Bowing to President George Bush, the Democratic-controlled Congress grudgingly approved fresh billions for the Iraq war, minus the troop withdrawal timeline that sparked his earlier veto.
“The Iraqi government needs to show real progress in return for America’s continued support and sacrifice,” the president said, and he warned that August could prove to be a bloody month for US troops in Baghdad’s murderous neighbourhoods.
The Senate vote to send the legislation to the president, 80-14, came last night, less than two hours after the House gave its approval on a margin of 280-142. In both cases, Republicans supplied the bulk of the support, an oddity in an era of Democratic control.
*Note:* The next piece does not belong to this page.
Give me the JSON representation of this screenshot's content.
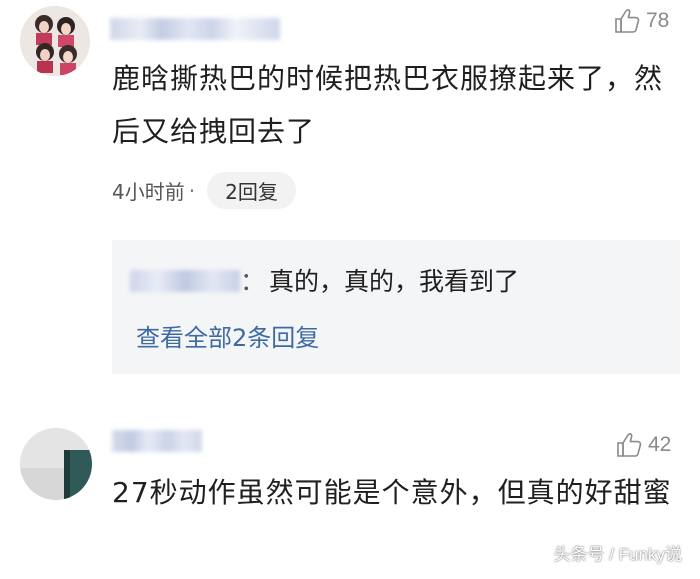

Democrats in both houses coupled their concession with pledges to challenge Bush’s policies anew – and force Republicans to choose over and over between the president and public sentiment on the unpopular war. “This debate will go on,” vowed House Speaker Nancy Pelosi.
Senate Majority Leader Harry Reid, also a Democrat, was even more emphatic. “Senate Democrats will not stop our efforts to change the course of this war until either enough Republicans join with us to reject President Bush’s failed policy or we get a new president,” he said.
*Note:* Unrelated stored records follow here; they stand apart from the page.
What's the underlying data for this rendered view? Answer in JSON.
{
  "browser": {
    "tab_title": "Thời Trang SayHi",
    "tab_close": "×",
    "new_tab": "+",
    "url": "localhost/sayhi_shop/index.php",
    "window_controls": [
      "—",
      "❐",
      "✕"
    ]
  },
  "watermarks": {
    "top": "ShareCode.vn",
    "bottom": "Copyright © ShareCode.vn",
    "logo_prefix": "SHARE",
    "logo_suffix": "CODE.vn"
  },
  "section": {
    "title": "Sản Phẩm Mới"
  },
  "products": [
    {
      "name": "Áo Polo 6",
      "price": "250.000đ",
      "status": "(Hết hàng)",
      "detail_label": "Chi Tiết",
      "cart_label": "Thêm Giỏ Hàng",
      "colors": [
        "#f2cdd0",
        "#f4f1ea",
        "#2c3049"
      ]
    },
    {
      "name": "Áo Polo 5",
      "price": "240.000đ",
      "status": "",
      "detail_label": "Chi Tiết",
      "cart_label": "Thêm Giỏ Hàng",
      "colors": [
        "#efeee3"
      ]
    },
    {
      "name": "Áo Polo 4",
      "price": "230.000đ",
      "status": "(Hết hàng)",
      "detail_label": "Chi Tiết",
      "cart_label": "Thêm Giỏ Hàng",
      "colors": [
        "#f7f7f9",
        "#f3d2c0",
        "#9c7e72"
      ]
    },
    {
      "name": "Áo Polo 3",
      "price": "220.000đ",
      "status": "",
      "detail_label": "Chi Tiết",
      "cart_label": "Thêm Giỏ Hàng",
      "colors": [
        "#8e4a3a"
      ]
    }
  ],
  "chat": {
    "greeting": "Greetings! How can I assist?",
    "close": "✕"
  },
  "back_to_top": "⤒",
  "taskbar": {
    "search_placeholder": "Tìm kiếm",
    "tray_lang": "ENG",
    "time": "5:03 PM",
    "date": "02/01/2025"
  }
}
But Senate Republican leader Mitch McConnell cautioned against more of the same. “I want to make it clear … that if all funding bills are going to be this partisan and contentious, it will be a very long year,” he said.
From the White House to the Capitol, the day’s events closed one chapter in an epic struggle pitting Congress against the president over a war that has claimed the lives of more than 3,400 US troops.
House Republican leader John Boehner choked back tears as he stirred memories of the terror attacks of September 11, 2001. “After 3,000 of our fellow citizens died at the hands of these terrorists, when are we going to take them on? When are we going to defeat them,” he asked.
The legislation includes nearly US $95bn (€70.7bn) to pay for the wars in Iraq and Afghanistan through September 30.
In addition to jettisoning their plan for a troop withdrawal timeline, Democrats abandoned attempts to require the Pentagon to adhere to troop training, readiness and rest requirements unless Bush waived them.
The bill establishes a series of goals for the Iraqi government to meet as it strives to build a democratic country able to defend its own borders.
Continued US reconstruction aid would be conditioned on progress toward the so-called benchmarks, although Bush retains the authority to order that the funds be spent regardless of how the Baghdad government performs.